--- Input data Enclosed Below ---
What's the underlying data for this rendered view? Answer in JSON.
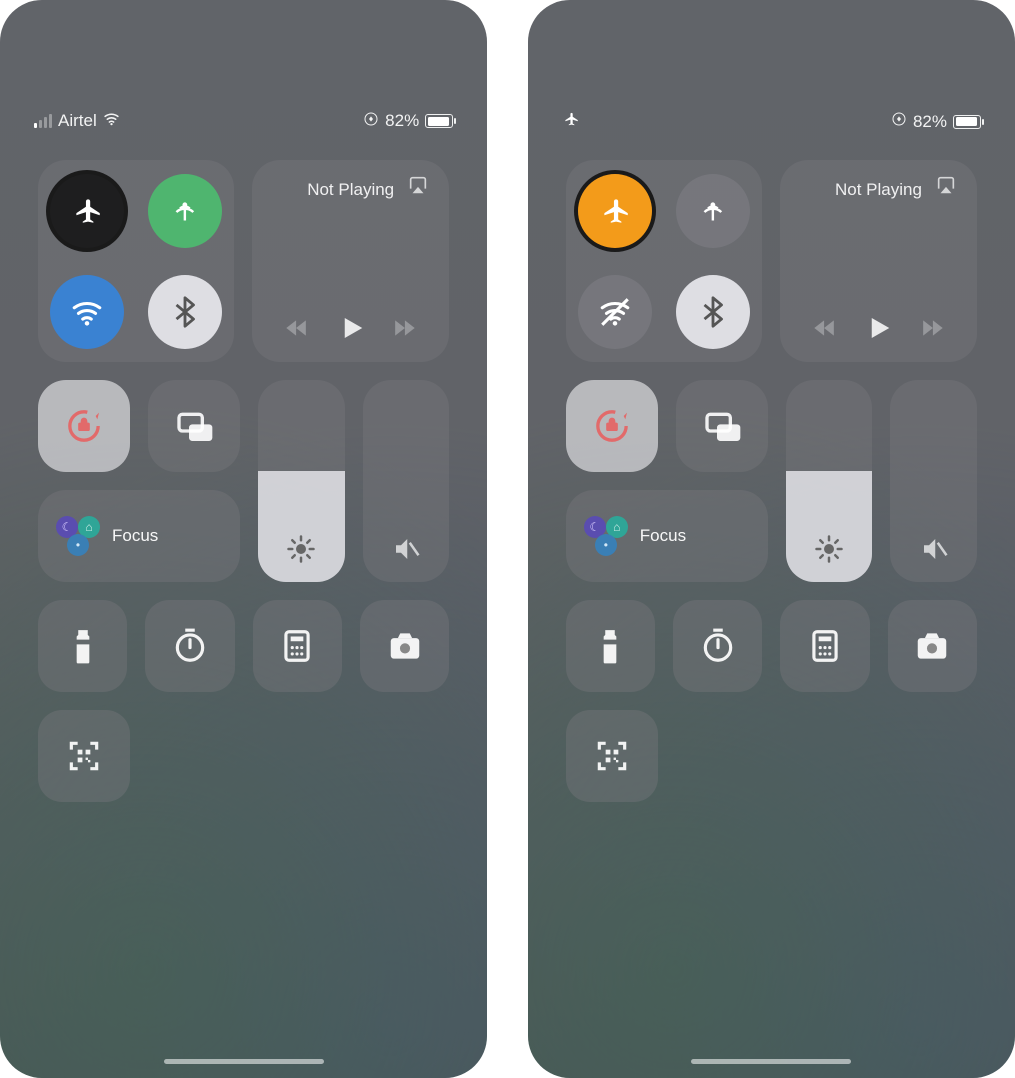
{
  "screens": [
    {
      "id": "left",
      "status": {
        "carrier": "Airtel",
        "signal_bars_active": 1,
        "wifi_visible": true,
        "airplane_indicator_visible": false,
        "rotation_lock_indicator": true,
        "battery_percent": "82%"
      },
      "connectivity": {
        "airplane": {
          "active": false,
          "highlighted": true,
          "bg": "black"
        },
        "cellular": {
          "active": true,
          "bg": "green"
        },
        "wifi": {
          "active": true,
          "bg": "blue"
        },
        "bluetooth": {
          "active": true,
          "bg": "white"
        }
      },
      "media": {
        "title": "Not Playing"
      },
      "focus": {
        "label": "Focus"
      },
      "brightness_percent": 55,
      "volume_percent": 0
    },
    {
      "id": "right",
      "status": {
        "carrier": "",
        "signal_bars_active": 0,
        "wifi_visible": false,
        "airplane_indicator_visible": true,
        "rotation_lock_indicator": true,
        "battery_percent": "82%"
      },
      "connectivity": {
        "airplane": {
          "active": true,
          "highlighted": true,
          "bg": "orange"
        },
        "cellular": {
          "active": false,
          "bg": "dim"
        },
        "wifi": {
          "active": false,
          "bg": "dim"
        },
        "bluetooth": {
          "active": true,
          "bg": "white"
        }
      },
      "media": {
        "title": "Not Playing"
      },
      "focus": {
        "label": "Focus"
      },
      "brightness_percent": 55,
      "volume_percent": 0
    }
  ],
  "icons": {
    "airplane": "airplane-icon",
    "cellular": "antenna-icon",
    "wifi": "wifi-icon",
    "wifi_off": "wifi-slash-icon",
    "bluetooth": "bluetooth-icon",
    "airplay": "airplay-icon",
    "prev": "backward-icon",
    "play": "play-icon",
    "next": "forward-icon",
    "rotation_lock": "rotation-lock-icon",
    "screen_mirror": "screen-mirror-icon",
    "brightness": "brightness-icon",
    "volume_mute": "volume-mute-icon",
    "flashlight": "flashlight-icon",
    "timer": "timer-icon",
    "calculator": "calculator-icon",
    "camera": "camera-icon",
    "qr": "qr-scan-icon"
  }
}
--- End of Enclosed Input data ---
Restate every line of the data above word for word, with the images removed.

● Result below:
What's the underlying data for this rendered view? Answer in JSON.
{
  "screens": [
    {
      "id": "left",
      "status": {
        "carrier": "Airtel",
        "signal_bars_active": 1,
        "wifi_visible": true,
        "airplane_indicator_visible": false,
        "rotation_lock_indicator": true,
        "battery_percent": "82%"
      },
      "connectivity": {
        "airplane": {
          "active": false,
          "highlighted": true,
          "bg": "black"
        },
        "cellular": {
          "active": true,
          "bg": "green"
        },
        "wifi": {
          "active": true,
          "bg": "blue"
        },
        "bluetooth": {
          "active": true,
          "bg": "white"
        }
      },
      "media": {
        "title": "Not Playing"
      },
      "focus": {
        "label": "Focus"
      },
      "brightness_percent": 55,
      "volume_percent": 0
    },
    {
      "id": "right",
      "status": {
        "carrier": "",
        "signal_bars_active": 0,
        "wifi_visible": false,
        "airplane_indicator_visible": true,
        "rotation_lock_indicator": true,
        "battery_percent": "82%"
      },
      "connectivity": {
        "airplane": {
          "active": true,
          "highlighted": true,
          "bg": "orange"
        },
        "cellular": {
          "active": false,
          "bg": "dim"
        },
        "wifi": {
          "active": false,
          "bg": "dim"
        },
        "bluetooth": {
          "active": true,
          "bg": "white"
        }
      },
      "media": {
        "title": "Not Playing"
      },
      "focus": {
        "label": "Focus"
      },
      "brightness_percent": 55,
      "volume_percent": 0
    }
  ],
  "icons": {
    "airplane": "airplane-icon",
    "cellular": "antenna-icon",
    "wifi": "wifi-icon",
    "wifi_off": "wifi-slash-icon",
    "bluetooth": "bluetooth-icon",
    "airplay": "airplay-icon",
    "prev": "backward-icon",
    "play": "play-icon",
    "next": "forward-icon",
    "rotation_lock": "rotation-lock-icon",
    "screen_mirror": "screen-mirror-icon",
    "brightness": "brightness-icon",
    "volume_mute": "volume-mute-icon",
    "flashlight": "flashlight-icon",
    "timer": "timer-icon",
    "calculator": "calculator-icon",
    "camera": "camera-icon",
    "qr": "qr-scan-icon"
  }
}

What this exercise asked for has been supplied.